The committee, meeting in Buenos Aires, first eliminated Madrid from consideration after the Spanish capital lost a first-round tie-breaker with Istanbul, the largest city in Turkey, 49-45, and then gave Tokyo the games over Istanbul by a 60-36 vote.
It will be the second Summer Games for Tokyo, which hosted the event in 1964.
"Tokyo presented a very strong technical bid from the outset -- and it needed to in competition with two such high-caliber bids from Istanbul and Madrid," outgoing IOC President Jacques Rogge said.
Tokyo entered the day as the slight favorite, but all three cities had drawbacks, analyst Mike Lee of Vero Communications told the BBC earlier Saturday.

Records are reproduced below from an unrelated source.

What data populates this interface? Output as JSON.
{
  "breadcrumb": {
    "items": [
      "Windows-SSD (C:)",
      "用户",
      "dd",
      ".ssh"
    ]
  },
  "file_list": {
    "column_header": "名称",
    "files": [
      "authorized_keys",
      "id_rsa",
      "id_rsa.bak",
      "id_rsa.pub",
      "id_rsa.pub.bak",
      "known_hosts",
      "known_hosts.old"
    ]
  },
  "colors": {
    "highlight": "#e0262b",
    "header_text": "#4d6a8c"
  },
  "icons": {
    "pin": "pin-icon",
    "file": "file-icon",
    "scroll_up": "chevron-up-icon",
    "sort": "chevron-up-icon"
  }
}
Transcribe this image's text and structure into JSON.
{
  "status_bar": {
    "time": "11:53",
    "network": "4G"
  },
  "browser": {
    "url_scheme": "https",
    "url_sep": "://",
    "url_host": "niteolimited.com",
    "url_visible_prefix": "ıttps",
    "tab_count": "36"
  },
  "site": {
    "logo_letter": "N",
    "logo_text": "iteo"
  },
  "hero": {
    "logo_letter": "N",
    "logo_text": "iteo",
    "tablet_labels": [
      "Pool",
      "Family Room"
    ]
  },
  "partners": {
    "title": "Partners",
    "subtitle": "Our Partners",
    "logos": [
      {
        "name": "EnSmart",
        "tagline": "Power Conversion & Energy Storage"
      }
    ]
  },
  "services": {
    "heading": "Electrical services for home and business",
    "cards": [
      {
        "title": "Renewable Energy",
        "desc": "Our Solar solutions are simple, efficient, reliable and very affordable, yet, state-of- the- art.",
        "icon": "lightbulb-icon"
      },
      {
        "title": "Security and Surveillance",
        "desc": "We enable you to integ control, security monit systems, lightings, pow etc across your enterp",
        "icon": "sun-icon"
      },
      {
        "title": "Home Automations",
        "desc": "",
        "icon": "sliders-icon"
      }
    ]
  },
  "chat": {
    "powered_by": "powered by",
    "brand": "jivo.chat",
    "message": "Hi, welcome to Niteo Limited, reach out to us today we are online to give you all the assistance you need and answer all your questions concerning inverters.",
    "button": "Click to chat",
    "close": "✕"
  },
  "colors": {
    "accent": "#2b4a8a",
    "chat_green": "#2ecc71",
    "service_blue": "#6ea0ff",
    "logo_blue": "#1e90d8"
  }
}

Madrid is grappling with a sluggish national economy that could have affected its financing of the games. Istanbul has seen a rise in political dissent and doping scandals. Japan has had massive problems with the Fukushima nuclear power plant, damaged in the 2011 earthquake and tsunami.
Lee said those issues and others had put all three cities "onto the defensive for a large part of this campaign."
The IOC was also to select a new president this weekend.